Task description -> Wherever a line in the data holds the word "lines", pull that line out.

Data supplied ->
╔══

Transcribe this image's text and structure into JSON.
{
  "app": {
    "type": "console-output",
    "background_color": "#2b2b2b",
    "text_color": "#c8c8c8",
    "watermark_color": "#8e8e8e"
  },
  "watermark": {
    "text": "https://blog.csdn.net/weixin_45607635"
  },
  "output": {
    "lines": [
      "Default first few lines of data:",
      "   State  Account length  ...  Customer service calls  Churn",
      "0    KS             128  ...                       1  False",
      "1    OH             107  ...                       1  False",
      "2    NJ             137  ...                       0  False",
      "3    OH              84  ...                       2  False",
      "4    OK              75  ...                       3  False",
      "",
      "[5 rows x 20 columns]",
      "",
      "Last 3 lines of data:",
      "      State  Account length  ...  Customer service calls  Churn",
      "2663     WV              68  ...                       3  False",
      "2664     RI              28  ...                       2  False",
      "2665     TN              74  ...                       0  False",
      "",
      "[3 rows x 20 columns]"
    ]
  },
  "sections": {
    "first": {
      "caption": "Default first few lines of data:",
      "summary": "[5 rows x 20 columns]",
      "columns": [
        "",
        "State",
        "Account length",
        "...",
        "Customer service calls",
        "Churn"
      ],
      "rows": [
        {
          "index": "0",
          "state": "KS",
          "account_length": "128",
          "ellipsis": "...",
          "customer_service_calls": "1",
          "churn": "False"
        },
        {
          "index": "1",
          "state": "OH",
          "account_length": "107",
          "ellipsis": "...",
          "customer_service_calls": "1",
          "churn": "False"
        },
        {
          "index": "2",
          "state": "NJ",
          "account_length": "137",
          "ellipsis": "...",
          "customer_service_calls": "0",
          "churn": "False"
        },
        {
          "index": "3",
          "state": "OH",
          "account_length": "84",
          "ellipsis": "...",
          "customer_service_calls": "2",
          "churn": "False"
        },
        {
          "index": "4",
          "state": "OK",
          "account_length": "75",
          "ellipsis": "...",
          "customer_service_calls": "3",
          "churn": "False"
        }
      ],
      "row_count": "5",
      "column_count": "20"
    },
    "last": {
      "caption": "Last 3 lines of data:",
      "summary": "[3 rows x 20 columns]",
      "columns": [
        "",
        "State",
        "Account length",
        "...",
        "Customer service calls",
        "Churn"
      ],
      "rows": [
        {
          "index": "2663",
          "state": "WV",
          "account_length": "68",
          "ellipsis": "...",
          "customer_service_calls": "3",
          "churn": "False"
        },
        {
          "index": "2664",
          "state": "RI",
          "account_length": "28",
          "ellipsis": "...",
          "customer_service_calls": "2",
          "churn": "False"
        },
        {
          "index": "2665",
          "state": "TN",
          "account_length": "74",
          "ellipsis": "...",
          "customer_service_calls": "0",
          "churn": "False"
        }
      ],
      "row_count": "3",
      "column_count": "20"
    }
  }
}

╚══

Solution for this problem ->
    "lines": [
      "Default first few lines of data:",
      "Last 3 lines of data:",
      "caption": "Default first few lines of data:",
      "caption": "Last 3 lines of data:",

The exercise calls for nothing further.